In digital systems, the hertz is crucial for measuring the clock frequency, which determines the speed of data processing and communication. Computers, processors, and other electronic devices operate at specific clock frequencies, often expressed in megahertz (MHz) or gigahertz (GHz).
The hertz is a fundamental unit in many scientific and technological applications. It plays a vital role in fields such as physics, engineering, telecommunications, and electronics. It allows for precise measurement and characterization of oscillations, waves, and frequencies.
In summary, a hertz (Hz) is a unit of frequency measurement representing one cycle or oscillation per second. It is used to measure the frequency of sound waves, electromagnetic waves, electrical signals, and various other phenomena. The example of a sound wave with a frequency of 440 hertz illustrates how the hertz is used to describe the pitch of a musical note.

### What is a Gigahertz?

A gigahertz (GHz) is a unit of frequency measurement in the International System of Units (SI). It represents a frequency of one billion (10^9) hertz, which is a very high frequency. The prefix "giga" indicates a factor of 10^9, denoting a value that is one billion times greater than the base unit.
To provide a detailed example of a gigahertz, let's consider a phenomenon related to periodic vibrations or waveforms. Imagine a scientific experiment involving the study of an oscillation occurring at a specific frequency. If this experiment can detect changes in the frequency with a resolution of 1 gigahertz, it means it can accurately measure variations in the oscillation at intervals of one billion hertz.
The gigahertz frequency range finds applications in various scientific, technical, and everyday contexts.

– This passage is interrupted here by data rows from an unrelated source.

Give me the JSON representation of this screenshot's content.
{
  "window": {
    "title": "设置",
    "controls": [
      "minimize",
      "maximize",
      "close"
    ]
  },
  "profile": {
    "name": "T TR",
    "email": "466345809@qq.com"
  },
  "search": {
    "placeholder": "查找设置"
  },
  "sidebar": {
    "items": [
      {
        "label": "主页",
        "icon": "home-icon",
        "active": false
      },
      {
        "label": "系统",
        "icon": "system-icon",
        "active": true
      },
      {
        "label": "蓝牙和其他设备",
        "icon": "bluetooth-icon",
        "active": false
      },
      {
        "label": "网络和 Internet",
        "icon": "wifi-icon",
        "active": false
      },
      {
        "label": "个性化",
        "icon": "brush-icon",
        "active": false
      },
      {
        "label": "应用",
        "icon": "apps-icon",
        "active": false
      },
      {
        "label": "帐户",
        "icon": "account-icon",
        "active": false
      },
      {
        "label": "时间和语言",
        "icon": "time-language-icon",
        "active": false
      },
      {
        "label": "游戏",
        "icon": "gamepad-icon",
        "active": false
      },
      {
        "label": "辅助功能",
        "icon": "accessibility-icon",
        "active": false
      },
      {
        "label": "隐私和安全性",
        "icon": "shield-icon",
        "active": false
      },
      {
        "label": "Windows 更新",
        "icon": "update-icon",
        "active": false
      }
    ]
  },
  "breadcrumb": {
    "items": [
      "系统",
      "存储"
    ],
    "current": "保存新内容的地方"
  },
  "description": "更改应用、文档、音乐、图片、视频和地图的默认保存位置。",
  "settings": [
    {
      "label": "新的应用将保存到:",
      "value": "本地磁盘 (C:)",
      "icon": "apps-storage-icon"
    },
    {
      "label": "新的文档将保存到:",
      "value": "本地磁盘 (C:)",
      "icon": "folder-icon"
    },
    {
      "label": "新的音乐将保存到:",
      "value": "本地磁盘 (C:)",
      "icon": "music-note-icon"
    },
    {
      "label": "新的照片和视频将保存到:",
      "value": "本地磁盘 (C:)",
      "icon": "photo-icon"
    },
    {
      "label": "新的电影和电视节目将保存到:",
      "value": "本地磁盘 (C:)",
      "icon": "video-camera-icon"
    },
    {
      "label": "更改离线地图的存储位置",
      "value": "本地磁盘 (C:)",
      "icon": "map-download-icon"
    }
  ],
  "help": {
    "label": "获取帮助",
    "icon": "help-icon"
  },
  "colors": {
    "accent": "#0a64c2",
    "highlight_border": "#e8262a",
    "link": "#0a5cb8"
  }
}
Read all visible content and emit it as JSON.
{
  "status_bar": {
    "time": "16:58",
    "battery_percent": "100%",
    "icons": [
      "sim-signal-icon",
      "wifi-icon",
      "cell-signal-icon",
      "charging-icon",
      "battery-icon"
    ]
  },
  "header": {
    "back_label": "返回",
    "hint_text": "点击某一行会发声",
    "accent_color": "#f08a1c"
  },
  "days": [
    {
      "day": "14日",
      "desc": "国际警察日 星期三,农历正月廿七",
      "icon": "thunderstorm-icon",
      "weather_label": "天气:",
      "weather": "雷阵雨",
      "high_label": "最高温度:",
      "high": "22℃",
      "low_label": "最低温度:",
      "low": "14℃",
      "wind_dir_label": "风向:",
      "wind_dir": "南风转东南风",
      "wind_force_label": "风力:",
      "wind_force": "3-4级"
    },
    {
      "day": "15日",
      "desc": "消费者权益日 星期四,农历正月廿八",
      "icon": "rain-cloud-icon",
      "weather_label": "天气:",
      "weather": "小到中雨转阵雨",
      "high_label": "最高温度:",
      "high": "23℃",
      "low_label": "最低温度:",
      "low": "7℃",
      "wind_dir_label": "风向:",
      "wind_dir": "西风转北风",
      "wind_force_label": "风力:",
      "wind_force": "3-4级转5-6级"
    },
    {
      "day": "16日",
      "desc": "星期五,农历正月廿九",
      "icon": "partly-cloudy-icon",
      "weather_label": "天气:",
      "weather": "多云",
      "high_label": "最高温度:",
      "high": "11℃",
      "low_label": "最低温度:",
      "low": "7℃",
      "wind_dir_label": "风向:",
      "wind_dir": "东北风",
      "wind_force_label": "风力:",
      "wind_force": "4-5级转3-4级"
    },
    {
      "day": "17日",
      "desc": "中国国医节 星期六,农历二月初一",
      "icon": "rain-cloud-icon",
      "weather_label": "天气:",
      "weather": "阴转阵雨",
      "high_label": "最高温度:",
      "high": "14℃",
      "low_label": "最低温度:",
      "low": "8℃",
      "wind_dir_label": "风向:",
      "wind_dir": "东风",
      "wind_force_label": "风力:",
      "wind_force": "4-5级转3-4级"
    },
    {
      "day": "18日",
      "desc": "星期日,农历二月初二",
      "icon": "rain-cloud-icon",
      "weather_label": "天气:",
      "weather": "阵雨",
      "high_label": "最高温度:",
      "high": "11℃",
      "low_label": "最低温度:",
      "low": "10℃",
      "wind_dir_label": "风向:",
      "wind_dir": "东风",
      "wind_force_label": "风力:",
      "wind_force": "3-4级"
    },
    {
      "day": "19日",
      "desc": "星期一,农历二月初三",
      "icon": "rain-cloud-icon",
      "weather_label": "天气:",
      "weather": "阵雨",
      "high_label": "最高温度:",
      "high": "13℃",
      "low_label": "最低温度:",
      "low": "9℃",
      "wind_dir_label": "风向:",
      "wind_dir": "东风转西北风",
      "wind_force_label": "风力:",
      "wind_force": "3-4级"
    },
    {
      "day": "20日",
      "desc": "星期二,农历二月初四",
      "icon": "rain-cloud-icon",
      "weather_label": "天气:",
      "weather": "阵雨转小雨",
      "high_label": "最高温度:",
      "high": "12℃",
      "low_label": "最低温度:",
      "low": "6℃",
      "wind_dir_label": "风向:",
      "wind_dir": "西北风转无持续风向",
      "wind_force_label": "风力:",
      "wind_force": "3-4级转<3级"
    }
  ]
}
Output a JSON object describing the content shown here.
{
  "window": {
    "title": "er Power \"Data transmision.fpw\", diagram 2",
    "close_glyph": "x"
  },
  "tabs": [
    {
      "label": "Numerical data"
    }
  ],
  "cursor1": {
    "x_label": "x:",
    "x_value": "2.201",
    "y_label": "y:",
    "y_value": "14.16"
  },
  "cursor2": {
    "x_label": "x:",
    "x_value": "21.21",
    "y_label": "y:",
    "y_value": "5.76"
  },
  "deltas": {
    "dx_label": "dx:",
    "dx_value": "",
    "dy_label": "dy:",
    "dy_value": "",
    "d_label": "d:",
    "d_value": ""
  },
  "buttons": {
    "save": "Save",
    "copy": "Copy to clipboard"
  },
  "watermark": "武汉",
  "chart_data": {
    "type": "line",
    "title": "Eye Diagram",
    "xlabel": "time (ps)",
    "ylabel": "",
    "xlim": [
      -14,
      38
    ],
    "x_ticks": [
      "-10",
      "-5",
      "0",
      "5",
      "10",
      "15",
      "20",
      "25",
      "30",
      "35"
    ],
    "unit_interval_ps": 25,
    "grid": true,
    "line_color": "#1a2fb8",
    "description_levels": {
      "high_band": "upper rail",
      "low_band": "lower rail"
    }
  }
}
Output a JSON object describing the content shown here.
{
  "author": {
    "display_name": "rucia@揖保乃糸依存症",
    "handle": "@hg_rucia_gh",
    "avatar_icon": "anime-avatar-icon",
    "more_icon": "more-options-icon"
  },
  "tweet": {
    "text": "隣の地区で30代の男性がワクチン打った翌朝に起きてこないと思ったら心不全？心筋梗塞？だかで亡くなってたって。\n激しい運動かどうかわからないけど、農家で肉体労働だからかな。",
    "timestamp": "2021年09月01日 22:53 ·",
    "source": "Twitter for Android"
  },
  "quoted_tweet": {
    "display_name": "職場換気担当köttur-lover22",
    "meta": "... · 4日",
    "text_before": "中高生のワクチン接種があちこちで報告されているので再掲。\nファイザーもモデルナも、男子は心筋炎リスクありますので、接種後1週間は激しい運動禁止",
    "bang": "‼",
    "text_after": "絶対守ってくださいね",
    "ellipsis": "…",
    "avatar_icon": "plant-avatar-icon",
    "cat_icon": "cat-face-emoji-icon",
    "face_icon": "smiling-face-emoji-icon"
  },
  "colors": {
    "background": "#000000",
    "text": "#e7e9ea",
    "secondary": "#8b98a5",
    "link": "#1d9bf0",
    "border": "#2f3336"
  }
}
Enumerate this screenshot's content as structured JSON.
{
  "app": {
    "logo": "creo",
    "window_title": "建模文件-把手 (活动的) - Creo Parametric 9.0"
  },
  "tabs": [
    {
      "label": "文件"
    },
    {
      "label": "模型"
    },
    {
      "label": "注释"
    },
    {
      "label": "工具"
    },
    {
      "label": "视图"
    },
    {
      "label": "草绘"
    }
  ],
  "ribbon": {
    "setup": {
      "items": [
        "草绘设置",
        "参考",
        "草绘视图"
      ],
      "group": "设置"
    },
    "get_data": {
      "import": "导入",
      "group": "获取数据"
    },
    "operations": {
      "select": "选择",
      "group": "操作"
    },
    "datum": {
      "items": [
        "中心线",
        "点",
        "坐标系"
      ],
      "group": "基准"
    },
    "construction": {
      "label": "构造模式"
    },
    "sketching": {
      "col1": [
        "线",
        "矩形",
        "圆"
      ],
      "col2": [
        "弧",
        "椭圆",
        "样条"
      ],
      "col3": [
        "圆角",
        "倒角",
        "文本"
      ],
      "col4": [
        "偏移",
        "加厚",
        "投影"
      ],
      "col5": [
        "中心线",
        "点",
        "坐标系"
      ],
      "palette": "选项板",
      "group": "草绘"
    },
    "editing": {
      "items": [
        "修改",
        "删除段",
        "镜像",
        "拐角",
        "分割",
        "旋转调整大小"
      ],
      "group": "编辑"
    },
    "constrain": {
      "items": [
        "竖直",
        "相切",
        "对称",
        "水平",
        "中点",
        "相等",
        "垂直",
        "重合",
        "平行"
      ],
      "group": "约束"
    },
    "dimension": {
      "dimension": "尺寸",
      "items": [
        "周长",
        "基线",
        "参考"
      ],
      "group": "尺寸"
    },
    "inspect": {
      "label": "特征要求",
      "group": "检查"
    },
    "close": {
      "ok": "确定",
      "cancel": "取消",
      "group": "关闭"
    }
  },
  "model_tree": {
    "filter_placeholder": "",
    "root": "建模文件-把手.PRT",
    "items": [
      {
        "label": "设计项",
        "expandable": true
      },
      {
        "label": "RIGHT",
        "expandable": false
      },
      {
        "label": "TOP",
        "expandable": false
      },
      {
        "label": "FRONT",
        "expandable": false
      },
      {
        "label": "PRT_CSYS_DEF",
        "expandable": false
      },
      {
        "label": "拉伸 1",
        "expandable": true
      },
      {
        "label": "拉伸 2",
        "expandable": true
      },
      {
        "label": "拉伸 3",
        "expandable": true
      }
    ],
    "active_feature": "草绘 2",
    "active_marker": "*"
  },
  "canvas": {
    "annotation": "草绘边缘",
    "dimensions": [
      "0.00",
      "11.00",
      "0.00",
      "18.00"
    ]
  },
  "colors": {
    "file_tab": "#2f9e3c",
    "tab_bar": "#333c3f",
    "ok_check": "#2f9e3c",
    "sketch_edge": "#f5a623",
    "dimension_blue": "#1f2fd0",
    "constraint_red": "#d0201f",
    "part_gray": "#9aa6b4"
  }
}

In the field of electronics and computing, gigahertz frequencies are significant for the operation of high-speed digital systems. Modern computer processors, for instance, have clock speeds in the gigahertz range, often exceeding several gigahertz. These high frequencies enable rapid data processing and execution of complex instructions.
In the realm of telecommunications, gigahertz frequencies are used for various wireless communication systems. For example, cellular networks and satellite communication operate in frequency bands within the gigahertz range. Mobile devices, routers, and other wireless devices use gigahertz frequencies to transmit and receive signals for voice, data, and multimedia communication.
Furthermore, in scientific research and experimentation, the gigahertz range can be utilized in fields such as radar systems, astronomy, or high-frequency spectroscopy. For instance, radar systems used in weather monitoring or aircraft navigation operate at gigahertz frequencies. Astronomers studying celestial objects may also observe and analyze electromagnetic emissions in the gigahertz range to gain insights into the universe.
The gigahertz range is encountered in numerous scientific, technical, and everyday applications, and it plays a crucial role in fields such as computing, telecommunications, and scientific research.
In summary, a gigahertz (GHz) is a unit of frequency measurement representing a frequency of one billion hertz. It finds applications in fields such as electronics, telecommunications, and scientific research. The example of computer processors operating at gigahertz frequencies and wireless communication systems using gigahertz bands demonstrates the practical use of frequencies within this range.

## Hertz To Gigahertz Conversion Table

Below is a lookup table showing common hertz to gigahertz conversion values.

Hertz (Hz)Gigahertz (GHz)
1 Hz0.000000001 GHz
2 Hz0.000000002 GHz
3 Hz0.000000003 GHz
4 Hz0.000000004 GHz
5 Hz0.000000005 GHz
6 Hz0.000000006 GHz
7 Hz0.000000007 GHz
8 Hz0.000000008 GHz
9 Hz0.000000009 GHz
10 Hz0.00000001 GHz
11 Hz0.000000011 GHz
12 Hz0.000000012 GHz
13 Hz0.000000013 GHz